Among the lines below, count those containing the word "JSON". Give the number only.

> Information shown

[Start of section]

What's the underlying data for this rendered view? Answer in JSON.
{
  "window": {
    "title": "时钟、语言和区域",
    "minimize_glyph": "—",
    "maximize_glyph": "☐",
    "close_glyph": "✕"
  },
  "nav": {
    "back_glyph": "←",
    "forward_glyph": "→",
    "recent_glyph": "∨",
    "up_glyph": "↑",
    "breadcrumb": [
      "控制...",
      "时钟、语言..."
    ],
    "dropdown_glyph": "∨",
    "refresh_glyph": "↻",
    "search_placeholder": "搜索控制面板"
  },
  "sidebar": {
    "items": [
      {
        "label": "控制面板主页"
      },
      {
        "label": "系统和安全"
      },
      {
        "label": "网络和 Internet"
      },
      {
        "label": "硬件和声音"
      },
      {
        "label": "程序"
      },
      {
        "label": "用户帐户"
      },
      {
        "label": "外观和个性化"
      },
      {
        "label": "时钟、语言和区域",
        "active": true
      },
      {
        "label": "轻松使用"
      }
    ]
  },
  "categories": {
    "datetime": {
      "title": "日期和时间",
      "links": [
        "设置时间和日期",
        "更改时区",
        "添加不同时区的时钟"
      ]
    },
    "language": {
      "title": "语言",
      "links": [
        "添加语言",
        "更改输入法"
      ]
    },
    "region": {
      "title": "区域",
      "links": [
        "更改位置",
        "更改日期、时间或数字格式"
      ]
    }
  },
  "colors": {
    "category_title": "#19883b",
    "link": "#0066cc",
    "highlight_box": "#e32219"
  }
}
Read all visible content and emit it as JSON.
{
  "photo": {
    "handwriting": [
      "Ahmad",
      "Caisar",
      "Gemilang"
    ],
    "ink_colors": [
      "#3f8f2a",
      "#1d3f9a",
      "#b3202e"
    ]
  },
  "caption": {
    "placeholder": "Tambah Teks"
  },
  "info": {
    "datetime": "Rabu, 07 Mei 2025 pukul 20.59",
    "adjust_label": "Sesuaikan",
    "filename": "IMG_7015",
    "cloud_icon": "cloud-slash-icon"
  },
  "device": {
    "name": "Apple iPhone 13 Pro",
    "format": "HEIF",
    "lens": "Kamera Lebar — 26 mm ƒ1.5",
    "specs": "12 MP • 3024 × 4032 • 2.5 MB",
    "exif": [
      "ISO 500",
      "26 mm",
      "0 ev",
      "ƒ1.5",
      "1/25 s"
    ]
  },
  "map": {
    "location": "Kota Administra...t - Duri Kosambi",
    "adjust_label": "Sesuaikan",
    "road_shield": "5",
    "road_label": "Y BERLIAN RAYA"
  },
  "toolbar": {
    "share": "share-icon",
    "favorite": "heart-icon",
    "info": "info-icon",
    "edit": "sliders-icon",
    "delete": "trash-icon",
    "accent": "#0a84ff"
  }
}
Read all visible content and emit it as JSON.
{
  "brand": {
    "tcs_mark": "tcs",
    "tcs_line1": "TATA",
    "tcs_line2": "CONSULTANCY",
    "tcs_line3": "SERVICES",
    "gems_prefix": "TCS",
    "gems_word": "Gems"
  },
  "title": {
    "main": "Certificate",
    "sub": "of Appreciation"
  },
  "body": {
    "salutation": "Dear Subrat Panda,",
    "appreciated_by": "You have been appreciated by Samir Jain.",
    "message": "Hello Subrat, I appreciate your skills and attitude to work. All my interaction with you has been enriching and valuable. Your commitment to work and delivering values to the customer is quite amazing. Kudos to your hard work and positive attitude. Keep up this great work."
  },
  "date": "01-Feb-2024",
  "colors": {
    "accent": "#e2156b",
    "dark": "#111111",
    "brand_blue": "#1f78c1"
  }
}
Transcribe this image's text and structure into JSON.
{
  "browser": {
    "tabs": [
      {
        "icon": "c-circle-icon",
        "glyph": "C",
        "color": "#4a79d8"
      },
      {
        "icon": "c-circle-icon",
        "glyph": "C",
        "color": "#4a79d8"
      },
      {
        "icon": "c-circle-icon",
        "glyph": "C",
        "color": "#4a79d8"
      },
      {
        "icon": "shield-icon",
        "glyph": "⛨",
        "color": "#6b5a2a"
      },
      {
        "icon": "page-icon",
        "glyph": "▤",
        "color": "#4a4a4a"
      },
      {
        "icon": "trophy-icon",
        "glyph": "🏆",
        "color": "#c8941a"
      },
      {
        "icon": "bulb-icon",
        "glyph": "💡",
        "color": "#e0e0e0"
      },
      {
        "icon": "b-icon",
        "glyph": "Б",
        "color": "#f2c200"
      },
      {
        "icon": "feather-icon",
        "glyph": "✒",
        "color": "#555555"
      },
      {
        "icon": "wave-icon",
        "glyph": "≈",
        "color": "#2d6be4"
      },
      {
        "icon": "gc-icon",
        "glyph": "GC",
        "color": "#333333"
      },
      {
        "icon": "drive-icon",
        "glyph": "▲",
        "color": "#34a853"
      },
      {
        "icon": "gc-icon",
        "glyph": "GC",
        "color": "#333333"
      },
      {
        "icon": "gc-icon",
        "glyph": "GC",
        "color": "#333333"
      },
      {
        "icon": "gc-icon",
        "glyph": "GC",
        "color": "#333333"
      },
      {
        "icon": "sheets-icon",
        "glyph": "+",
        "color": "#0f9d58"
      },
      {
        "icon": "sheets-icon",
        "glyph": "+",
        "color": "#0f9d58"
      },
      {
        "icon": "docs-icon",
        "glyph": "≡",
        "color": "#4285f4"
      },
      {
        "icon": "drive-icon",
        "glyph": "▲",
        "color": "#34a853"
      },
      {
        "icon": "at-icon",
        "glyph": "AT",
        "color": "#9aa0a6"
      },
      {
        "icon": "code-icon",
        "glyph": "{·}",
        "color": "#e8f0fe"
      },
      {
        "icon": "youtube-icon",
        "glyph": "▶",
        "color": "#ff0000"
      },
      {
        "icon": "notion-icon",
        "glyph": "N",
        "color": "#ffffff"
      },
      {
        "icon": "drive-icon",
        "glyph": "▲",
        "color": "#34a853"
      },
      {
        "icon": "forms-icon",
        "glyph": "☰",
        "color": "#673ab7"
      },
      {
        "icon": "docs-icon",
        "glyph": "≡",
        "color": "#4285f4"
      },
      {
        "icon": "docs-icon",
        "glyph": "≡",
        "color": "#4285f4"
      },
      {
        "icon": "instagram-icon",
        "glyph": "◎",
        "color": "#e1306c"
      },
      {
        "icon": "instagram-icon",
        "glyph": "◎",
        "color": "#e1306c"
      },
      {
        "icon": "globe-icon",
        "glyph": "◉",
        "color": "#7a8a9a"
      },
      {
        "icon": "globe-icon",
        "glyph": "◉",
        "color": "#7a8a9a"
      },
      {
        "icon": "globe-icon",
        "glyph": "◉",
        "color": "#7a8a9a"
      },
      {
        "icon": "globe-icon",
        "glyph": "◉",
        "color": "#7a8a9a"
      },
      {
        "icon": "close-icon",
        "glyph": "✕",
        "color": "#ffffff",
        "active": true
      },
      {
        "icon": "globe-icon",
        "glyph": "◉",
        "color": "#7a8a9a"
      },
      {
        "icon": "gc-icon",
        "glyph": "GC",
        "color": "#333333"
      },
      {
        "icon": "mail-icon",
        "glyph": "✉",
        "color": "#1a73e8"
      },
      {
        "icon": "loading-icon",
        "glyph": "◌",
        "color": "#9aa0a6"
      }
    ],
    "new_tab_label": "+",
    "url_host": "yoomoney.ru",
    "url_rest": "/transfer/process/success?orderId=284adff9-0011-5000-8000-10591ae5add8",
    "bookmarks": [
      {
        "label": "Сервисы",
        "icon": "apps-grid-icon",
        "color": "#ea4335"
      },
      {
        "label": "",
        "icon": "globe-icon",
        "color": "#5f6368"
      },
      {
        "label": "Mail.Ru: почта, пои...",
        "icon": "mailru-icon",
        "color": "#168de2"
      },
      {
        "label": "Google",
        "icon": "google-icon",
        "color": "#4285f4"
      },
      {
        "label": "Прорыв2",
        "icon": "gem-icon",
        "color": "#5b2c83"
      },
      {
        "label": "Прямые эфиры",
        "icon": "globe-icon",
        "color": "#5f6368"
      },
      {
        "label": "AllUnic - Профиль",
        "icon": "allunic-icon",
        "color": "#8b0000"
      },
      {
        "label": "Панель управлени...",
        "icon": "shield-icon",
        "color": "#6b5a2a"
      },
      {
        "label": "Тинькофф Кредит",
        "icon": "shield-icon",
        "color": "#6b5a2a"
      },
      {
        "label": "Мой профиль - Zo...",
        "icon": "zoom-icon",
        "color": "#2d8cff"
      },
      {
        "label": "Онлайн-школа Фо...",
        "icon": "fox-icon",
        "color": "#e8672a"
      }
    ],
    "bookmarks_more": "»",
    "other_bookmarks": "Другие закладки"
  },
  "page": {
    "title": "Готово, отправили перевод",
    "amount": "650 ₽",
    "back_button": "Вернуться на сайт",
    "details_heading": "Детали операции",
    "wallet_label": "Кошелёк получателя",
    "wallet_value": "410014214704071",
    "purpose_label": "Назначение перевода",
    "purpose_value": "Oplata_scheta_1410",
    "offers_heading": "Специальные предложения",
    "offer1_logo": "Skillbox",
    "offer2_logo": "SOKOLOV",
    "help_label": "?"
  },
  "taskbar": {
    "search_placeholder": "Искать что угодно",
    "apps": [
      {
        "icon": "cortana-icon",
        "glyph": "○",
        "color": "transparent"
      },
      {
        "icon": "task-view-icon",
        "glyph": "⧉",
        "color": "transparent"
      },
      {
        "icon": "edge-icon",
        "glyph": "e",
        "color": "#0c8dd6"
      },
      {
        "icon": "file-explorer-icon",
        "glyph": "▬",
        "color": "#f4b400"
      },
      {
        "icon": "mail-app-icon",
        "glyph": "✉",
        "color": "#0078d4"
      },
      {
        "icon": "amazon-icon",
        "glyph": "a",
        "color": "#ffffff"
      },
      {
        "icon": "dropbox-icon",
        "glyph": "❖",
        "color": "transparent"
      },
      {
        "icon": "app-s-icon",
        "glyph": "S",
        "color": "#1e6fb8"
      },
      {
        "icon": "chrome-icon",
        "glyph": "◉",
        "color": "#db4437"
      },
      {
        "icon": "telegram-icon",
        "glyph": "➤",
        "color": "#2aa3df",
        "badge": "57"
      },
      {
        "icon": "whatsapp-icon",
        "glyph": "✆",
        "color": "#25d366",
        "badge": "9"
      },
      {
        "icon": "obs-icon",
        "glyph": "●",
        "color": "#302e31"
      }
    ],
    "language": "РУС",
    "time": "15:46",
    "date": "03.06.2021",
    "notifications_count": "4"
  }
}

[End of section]

> Solution
4